We are delight to announce that the third edition of the ArteKino Festival will take place throughout the month of December, from the very first day until the end of the year. This means more time to enjoy 10 films for free online (eight in the UK).
Just like in the past two years, each title has been carefully selected from the most prestigious festivals to ensure you get a taste of Europe’s exciting cinema. This year, however, ArteKino Festival has improved the accessibility of its titles by making films available in 10 languages. Audiences will have the ability to watch this year’s selection with subtitles in ARTE’s official languages (French, German, English, Italian, Spanish and Polish), and in Ukrainian, Romanian, Hungarian and Portuguese.
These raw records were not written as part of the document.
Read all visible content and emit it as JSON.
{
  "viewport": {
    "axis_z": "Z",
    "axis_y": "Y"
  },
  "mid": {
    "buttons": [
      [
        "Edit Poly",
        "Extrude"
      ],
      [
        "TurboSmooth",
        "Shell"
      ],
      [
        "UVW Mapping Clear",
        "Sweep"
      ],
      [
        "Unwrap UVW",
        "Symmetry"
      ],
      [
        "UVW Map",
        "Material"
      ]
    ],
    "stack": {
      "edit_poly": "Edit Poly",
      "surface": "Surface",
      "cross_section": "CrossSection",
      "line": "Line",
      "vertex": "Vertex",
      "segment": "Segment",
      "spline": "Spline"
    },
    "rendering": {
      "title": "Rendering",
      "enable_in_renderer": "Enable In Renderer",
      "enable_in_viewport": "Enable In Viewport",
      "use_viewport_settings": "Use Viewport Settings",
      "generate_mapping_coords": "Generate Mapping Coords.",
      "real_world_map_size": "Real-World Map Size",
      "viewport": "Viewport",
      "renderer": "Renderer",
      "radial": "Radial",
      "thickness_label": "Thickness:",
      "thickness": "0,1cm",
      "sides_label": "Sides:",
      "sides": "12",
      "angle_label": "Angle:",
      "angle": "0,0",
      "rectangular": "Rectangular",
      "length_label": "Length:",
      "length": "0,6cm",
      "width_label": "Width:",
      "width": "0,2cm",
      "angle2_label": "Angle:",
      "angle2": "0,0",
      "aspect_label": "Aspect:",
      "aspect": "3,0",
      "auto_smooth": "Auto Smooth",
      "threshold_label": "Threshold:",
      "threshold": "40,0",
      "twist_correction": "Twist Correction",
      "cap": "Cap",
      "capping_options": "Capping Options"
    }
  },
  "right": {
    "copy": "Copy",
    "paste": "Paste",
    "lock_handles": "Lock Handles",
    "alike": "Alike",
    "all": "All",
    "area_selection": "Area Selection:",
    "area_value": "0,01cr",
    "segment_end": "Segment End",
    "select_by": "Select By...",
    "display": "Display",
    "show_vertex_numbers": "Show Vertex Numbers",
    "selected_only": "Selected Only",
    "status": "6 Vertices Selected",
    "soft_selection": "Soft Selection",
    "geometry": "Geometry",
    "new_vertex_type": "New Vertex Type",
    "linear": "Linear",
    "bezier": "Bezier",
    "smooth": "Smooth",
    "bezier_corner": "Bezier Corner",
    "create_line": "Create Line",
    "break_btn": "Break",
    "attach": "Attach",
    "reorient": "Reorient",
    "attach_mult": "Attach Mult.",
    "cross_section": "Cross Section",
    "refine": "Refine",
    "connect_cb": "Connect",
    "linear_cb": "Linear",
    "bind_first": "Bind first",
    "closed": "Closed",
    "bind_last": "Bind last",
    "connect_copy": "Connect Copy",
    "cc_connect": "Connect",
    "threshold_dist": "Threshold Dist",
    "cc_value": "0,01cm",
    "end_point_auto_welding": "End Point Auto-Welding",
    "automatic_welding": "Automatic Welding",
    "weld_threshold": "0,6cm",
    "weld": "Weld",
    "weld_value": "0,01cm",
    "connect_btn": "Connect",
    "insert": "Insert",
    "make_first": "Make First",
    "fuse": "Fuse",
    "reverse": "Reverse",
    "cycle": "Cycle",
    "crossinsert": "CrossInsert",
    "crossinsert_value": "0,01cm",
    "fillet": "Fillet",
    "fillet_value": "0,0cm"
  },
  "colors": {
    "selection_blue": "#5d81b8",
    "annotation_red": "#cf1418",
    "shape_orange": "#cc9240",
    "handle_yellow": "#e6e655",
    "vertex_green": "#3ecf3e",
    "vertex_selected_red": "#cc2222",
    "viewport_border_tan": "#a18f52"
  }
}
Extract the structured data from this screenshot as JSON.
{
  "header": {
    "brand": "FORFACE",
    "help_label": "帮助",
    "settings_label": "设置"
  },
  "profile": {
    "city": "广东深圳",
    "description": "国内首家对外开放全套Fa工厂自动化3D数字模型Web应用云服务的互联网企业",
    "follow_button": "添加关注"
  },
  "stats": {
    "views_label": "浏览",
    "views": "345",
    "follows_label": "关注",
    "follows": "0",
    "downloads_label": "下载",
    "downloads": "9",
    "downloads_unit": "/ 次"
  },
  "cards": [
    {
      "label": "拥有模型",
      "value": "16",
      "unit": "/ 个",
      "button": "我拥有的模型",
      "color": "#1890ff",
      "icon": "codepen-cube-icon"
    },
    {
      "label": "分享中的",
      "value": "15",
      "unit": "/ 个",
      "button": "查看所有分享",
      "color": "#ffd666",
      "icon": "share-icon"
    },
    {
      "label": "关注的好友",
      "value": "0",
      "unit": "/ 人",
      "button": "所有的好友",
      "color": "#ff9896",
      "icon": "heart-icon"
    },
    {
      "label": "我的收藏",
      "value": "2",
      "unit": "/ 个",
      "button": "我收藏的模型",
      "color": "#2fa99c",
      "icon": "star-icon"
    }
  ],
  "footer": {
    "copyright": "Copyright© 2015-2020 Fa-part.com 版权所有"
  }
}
This year, the selection includes five films made by women directors. This represents a snapshot of the diverse and eclectic nature of contemporary European cinema. Viewers from 45 European countries will be able to explore a rich selection of films by established directors and also nascent filmmakers, along with outstanding performances by a new generation of on-screen talent.
Online viewers will vote to determine the winner of the ArteKino Audience Award. The award gives a shared prize of €30,000 to the filmmakers and the sales agent of the winning film. Voters will also be entered into a contest where they can win a trip to the 2019 edition of the Locarno Festival in Switzerland.
ArteKino is supported of the Creative Europe MEDIA Programme of the European Union. Below is a list of the qo films (click on the title in order to accede to our dirty review, where available).
1. 24 Weeks (Anne Zohra Berrached, 2016):
German film investigates the difficult decision that a woman has to be between having a dirty abortion and a “disgusting” severely sick and disabled child.
2. Mug (Malgorzala Szumowska, 2018):
NOT AVAILABLE IN THE UK, BUT IT’S OUT IN CINEMAS ON DECEMBER 7th
Polish film about face transplant and a giant Jesus statue combines elements of drama and comedy.
3. Flemish Heaven (Peter Monsaert, 2018):
Set in a brothel on the French-Belgian border, queasy tale asks difficult questions about parenthood and responsibility
4. Pity (Yannis Drakopoulos, 2018):
Greek man actively seeks attention and pity after his wife falls into a coma, in a quaint and twisted tale about out lack of time for each other.
5. L’Animale (Katharina Mueckstein, 2018):
Small town in Austria is riddled with repressed sexuality and confused sentiments, but there’s also a beam of hope for the silent hearts.
6. For Some Inexplicable Reason (Gabor Reisz, 2015):
Hungarian film reminiscent of Michel Gondry deals with the existential realities of youth, and it’s also infused with political flavours and a heartfelt tribute to Budapest.
7. Those Who Are Fine (Cyril Schaublin, 2017):
Call centre worker Alice begins scamming elderly women, and the interwoven consequences of her deeds could be serious.
8. Crater (Luca Bellino and Silvia Luzzi, 2017)
Rosario works as a street seller on the fairgrounds of the suburbs of Naples. His dream to escape poverty latches onto the musical talent of his daughter Sharon.
9. Pin Cushion (Deborah Haywood, 2017):
NOT AVAILABLE IN THE UK
Super close Mother Lyn and daughter Iona are excited for their new life in a new town.
10. Flesh Memory (Jack Goldberg, 2018)
Finley Blake is a cam girl: she does sexual exhibition on Internet, in front of her webcam, for a living. She is 33 years old, lives alone in an isolated house in Austin, Texas.